Veterans gathered in the West Virginia sunshine to enjoy BBQ on the platter and some good-natured competition.
The event had all the great ingredients for a weeklong BBQ Bootcamp, where some Veterans learned how to be pit masters. Five teams of five Veterans picked up some valuable skills they can use to find a job or maybe even start a business.
Veteran Joseph Bowser and his team
The instructional event was conducted by Operation Barbecue Relief (OBR), with a lot of help from their friends at VA’s Office of Emergency Management (OEM), the Veteran Canteen Service (VCS) and the staff of Martinsburg VA Medical Center.
The Veterans started with a safety briefing and a day of training from world class pit masters.
Once the BBQ Basics training was complete, the food that was prepared was judged by a panel and awards were provided for best steak, best ribs and best overall BBQ.
The food produced went to feed employees and Veterans at the Martinsburg facility.
“Everyone involved has been unbelievable from the start.”
“The accomplishments of OBR, the Veterans and OEM over this last week have been heartwarming and emotional,” said Dr. Paul D. Kim, OEM executive director. “I am so proud of everyone. VCS, the VAMC, all employees and everyone involved has been unbelievable from the start. The Veterans participating in the event were enthusiastic and dove right in. Their true competitive nature was on display for the entire two days. Everyone, including myself, learned a thing or two about barbecue.”
Operation BBQ Relief is a nonprofit organization that was founded in May 2011 in response to a need for tornado relief efforts in Joplin, Missouri. They served over 120,000 meals in 13 days.
To date, Operation BBQ Relief has provided over nine million meals throughout the United States and internationally following natural disasters and COVID-19 response.
Through “The Always Serving Project,” it has helped the homeless, first responders, Veterans and members of the military.
On the first day of competition, Dr. Kim was a judge, admitting it was, “Tough work and a sacrifice.”
Emergency teams meeting brought Bootcamp to VA
Dr. Kim met members of Operation BBQ Relief while deployed to Lake Charles last hurricane season where they were serving 28,000 meals a day.
He toured their operations and discussed ways to partner in the future. He then reached out to Ken Allensworth, Martinsburg VAMC director, who agreed to host the event on campus.
Forty-two Veterans participated in the BBQ Bootcamp. Some were outpatients who had completed the program and came back to learn new skills to assist them in future employment opportunities.
A Veteran and VA employee: “Just wanted to say a huge thank you. Seeing my fellow co-workers laugh and enjoy themselves outside was a breath of fresh air – literally. This event improved workplace morale and an overall sense of appreciation.”

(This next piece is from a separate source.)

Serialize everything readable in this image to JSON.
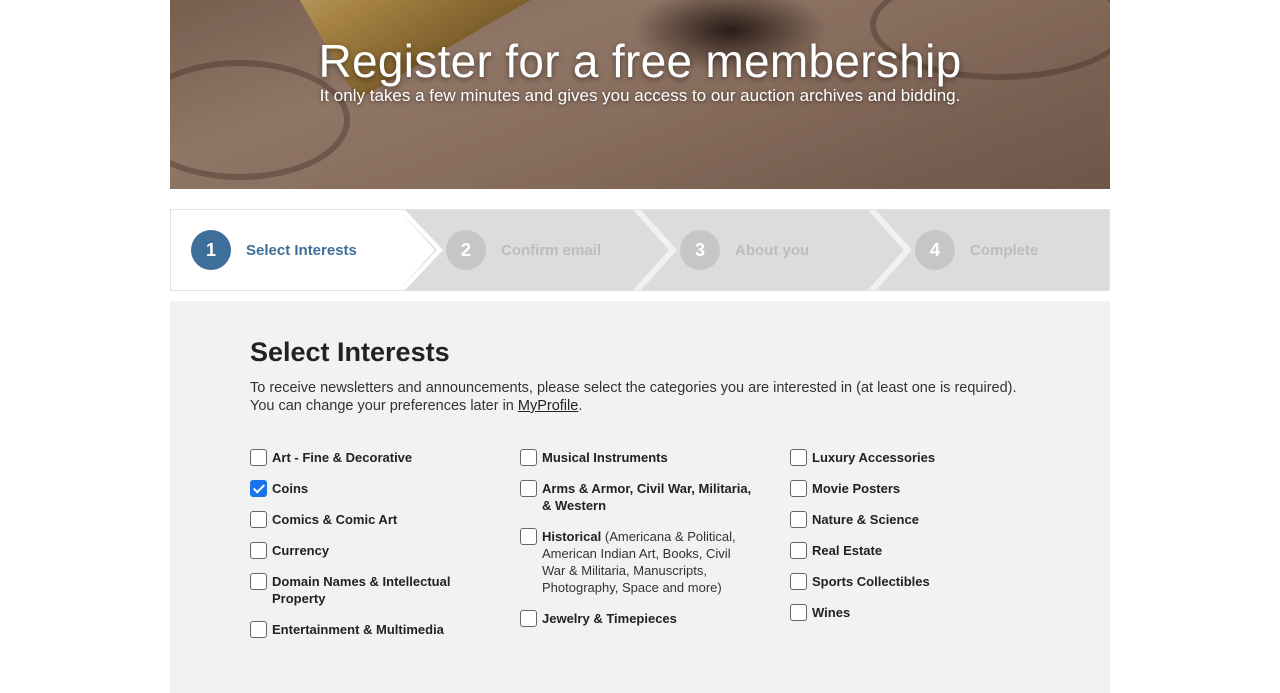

One of the Veterans attending the Bootcamp was SFC Joseph Bowser, advisor to the Secretary of the Army.
Many Veterans talked about how appreciative they were of the opportunity. Some have registered to volunteer with OBR in its future endeavors to keep serving.
The Martinsburg event is “hopefully” a pilot for future partnership opportunities to serve Veterans and their communities.